● **Try it**:
From the records below, copy every line that contains the word "JSON".

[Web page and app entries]
* * *
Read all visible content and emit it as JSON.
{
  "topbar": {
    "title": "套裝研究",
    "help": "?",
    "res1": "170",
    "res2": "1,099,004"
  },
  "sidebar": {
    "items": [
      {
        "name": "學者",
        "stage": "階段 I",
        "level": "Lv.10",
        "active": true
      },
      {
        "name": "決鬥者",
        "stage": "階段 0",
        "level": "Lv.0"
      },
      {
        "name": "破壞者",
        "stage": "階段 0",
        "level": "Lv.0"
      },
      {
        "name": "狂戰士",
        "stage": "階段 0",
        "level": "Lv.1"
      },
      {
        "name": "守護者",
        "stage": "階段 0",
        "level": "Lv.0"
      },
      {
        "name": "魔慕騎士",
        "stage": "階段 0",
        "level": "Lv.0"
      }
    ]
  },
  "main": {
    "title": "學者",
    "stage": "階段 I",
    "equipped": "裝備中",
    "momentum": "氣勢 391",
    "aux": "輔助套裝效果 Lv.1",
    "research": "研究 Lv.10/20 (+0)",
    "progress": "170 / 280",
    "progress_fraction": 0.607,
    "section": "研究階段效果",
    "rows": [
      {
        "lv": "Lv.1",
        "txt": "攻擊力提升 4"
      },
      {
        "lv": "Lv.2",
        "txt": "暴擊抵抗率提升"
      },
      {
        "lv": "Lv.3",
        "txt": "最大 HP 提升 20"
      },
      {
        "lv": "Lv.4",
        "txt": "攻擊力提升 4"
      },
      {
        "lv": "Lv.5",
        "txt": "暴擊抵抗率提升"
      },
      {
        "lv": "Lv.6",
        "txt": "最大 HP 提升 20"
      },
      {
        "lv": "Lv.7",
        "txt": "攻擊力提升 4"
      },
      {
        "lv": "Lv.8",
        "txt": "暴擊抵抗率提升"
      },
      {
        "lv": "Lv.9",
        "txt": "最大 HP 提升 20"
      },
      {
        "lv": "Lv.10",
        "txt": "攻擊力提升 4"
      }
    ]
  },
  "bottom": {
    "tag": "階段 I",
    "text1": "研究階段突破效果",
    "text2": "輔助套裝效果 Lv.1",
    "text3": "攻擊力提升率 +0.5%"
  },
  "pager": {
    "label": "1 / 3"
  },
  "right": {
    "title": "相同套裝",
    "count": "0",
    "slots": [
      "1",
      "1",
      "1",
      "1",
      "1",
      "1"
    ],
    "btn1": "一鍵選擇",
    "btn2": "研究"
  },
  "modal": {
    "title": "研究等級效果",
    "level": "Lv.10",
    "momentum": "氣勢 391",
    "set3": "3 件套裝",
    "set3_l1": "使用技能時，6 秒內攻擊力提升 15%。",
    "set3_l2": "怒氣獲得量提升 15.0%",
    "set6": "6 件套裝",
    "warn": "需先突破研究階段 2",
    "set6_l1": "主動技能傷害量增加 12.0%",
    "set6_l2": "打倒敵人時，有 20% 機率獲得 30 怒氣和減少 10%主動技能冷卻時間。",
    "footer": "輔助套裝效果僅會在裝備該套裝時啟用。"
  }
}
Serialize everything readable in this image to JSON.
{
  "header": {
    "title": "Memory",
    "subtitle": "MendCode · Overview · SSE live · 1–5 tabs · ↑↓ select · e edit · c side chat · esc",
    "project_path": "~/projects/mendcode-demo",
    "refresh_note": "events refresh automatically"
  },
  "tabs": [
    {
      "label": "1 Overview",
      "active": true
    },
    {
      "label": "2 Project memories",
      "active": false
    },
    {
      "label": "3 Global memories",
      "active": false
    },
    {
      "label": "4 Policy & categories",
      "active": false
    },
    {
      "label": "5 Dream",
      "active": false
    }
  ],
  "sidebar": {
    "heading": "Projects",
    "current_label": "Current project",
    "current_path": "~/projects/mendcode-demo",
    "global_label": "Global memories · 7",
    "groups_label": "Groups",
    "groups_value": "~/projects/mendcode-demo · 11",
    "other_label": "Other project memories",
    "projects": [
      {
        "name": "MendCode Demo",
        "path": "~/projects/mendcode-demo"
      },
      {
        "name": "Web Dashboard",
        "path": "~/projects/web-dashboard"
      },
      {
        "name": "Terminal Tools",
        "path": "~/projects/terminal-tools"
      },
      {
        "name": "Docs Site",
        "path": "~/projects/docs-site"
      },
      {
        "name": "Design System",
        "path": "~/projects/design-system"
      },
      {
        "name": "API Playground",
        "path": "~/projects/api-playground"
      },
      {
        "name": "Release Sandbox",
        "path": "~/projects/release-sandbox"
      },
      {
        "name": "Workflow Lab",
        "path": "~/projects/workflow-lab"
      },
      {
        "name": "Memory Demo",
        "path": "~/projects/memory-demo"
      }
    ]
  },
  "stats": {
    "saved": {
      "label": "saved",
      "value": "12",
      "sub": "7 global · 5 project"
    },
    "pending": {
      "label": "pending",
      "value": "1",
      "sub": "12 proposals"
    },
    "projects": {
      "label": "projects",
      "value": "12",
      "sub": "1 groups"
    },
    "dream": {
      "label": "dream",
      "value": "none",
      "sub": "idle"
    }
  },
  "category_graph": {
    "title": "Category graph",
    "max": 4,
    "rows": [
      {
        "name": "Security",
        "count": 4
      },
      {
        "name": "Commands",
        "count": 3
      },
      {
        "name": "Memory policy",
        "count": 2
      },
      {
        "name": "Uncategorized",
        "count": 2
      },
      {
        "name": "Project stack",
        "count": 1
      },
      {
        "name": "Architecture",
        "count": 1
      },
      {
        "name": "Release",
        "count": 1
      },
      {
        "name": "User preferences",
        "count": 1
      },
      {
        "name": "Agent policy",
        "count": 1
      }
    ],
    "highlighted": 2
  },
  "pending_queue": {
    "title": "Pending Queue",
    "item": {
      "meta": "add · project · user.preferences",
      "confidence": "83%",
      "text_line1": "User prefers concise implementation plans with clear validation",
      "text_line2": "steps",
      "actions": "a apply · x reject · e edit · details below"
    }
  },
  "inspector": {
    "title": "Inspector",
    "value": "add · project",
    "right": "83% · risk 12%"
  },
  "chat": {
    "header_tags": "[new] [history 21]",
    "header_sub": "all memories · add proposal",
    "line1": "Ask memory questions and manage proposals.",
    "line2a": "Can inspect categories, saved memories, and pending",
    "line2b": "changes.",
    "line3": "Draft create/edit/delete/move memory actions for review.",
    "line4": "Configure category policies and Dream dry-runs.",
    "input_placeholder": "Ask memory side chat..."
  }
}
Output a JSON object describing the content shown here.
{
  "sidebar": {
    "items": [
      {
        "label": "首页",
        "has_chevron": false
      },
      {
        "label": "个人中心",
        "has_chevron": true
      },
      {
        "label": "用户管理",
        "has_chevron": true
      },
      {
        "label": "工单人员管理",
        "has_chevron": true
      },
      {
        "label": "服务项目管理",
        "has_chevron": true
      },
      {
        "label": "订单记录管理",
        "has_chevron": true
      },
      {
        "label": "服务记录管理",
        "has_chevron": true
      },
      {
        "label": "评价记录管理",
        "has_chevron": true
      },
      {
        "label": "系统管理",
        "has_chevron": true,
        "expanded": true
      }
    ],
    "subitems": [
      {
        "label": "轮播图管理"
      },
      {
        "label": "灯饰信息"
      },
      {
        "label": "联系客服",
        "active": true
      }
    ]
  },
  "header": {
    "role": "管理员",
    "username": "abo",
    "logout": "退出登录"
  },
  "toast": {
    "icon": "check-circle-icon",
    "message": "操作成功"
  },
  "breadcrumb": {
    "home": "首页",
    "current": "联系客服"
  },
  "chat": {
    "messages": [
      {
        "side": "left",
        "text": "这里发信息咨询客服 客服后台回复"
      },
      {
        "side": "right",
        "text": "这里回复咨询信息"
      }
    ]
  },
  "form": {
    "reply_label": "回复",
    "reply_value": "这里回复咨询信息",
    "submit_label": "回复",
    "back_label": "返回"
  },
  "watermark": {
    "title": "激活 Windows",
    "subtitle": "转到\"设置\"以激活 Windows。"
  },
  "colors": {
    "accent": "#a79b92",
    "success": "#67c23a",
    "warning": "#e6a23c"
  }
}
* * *
● **Answer to this task**:
Read all visible content and emit it as JSON.
Serialize everything readable in this image to JSON.
Output a JSON object describing the content shown here.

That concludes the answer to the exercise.